A 6.2-magnitude earthquake struck the western coast of Sulawesi island in Indonesia early Friday, killing at least 46 people, destroying houses, flattening a hospital and setting off landslides, disaster officials said.
Rescuers were searching for people trapped in the rubble. More than 600 people were reported to have been injured in the quake, which struck inland between the coastal cities of Mamuju and Majene. No tsunami warning was issued.
“I’m afraid to say how many fatalities,” said Ardiansyah, an emergency response official for West Sulawesi Province, who like many Indonesians uses one name. “We are still evacuating and erecting shelters. Many people are buried under the ruins.”
The National Disaster Mitigation Agency said Saturday that at least 46 people had died in the quake. Most of the fatalities occurred in Mamuju, the larger of the two coastal cities.
Disaster officials said they expected the number of deaths and injuries from the earthquake on Friday to grow as they received information from areas that had been cut off. At least one bridge was destroyed, roads were damaged and communications were limited. The provincial governor’s office in Mamuju was also damaged.
A video released by the Indonesian Disaster Mitigation Agency shows a girl identified only as Angel trapped in the ruins of her family’s home. Only her face is visible through a gap in the rubble. At least three others were trapped in the house with her, officials said.
In the video, she tells rescuers that she can hear the voice of another girl who is trapped nearby and cannot move.
A rescuer asks, “Is she still breathing?”
Angel replies: “Still.
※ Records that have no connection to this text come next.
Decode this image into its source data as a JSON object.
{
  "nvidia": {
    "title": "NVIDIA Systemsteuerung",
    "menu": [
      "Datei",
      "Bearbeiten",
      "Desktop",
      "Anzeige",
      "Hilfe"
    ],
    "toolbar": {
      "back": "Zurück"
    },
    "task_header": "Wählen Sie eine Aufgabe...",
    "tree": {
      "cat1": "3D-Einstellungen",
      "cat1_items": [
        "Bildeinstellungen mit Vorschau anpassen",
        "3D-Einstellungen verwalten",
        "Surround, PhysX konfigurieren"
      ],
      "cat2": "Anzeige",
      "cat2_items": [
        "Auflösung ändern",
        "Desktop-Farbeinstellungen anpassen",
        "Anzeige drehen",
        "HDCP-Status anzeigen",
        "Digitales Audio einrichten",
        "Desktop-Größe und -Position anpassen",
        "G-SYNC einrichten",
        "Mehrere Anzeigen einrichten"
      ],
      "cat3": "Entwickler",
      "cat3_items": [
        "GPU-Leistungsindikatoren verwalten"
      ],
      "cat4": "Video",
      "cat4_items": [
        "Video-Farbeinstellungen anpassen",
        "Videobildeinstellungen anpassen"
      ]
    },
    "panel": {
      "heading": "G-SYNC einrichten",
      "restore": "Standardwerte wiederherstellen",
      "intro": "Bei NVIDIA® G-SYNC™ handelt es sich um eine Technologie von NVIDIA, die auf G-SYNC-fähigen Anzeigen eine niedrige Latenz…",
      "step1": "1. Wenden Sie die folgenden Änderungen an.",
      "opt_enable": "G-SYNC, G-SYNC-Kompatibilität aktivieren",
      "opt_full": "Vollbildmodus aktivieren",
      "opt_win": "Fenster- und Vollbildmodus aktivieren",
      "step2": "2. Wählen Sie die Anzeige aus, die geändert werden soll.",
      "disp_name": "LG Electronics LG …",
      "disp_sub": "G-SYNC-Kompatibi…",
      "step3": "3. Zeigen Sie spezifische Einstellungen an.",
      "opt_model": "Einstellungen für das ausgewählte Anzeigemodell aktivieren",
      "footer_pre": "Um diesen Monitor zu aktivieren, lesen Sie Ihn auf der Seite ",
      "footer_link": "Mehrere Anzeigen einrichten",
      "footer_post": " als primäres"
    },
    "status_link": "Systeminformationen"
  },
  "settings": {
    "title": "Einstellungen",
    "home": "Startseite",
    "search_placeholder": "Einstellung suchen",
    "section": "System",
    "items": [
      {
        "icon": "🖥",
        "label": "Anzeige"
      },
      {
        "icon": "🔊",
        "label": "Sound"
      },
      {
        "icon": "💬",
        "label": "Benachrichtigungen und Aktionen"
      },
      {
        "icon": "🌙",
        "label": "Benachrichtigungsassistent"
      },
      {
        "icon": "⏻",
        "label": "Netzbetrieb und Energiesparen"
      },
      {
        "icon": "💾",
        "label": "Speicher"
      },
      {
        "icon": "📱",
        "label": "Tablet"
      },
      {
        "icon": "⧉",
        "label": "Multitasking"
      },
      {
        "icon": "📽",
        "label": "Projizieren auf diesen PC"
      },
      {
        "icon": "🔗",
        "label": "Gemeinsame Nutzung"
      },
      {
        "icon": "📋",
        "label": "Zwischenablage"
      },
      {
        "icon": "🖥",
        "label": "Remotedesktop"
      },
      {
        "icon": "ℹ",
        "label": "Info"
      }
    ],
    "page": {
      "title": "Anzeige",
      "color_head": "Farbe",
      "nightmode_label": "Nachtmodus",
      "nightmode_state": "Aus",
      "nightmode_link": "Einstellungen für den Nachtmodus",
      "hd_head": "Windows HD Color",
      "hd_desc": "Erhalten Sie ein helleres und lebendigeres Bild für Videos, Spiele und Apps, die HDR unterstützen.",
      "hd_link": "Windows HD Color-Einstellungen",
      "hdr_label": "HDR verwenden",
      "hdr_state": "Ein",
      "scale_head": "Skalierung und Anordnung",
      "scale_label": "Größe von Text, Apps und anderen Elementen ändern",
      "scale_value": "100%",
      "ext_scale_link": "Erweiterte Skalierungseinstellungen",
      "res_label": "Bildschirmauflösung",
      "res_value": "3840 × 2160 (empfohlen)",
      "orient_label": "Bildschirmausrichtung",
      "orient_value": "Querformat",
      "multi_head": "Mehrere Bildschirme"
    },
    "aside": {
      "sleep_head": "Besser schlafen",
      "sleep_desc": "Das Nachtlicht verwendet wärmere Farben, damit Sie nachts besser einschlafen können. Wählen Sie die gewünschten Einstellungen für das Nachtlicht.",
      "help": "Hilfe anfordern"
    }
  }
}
But it’s difficult.”
In Mamuju, Mitra Hospital collapsed in the quake. Officials said at least five nurses and patients were trapped inside. The Mamuju government hospital was also heavily damaged, officials said. It was unclear whether anyone had been killed in either hospital.
The flight control tower at Mamuju’s commercial airport was damaged in the quake, and flight control duties were taken over by the air navigation office in Makassar, south of Mamuju.
The authorities warned the public to avoid buildings because of the possibility of another strong earthquake. Thousands of people took refuge in shelters.
Six temblors of magnitude 2.9 and above were recorded in the 12 hours before the major quake struck at 2:28 a.m. local time. Nine aftershocks were recorded in the hours that followed.
Indonesia sits on the so-called Ring of Fire, a line of seismic and volcanic activity that circles much of the Pacific Ocean and is highly susceptible to earthquakes and tsunamis. In 2018, an earthquake on Lombok island killed hundreds, and a quake and tsunami caused by the eruption of the Anak Krakatau volcano killed hundreds more on Java and Sumatra islands.
Muktita Suhartono contributed reporting.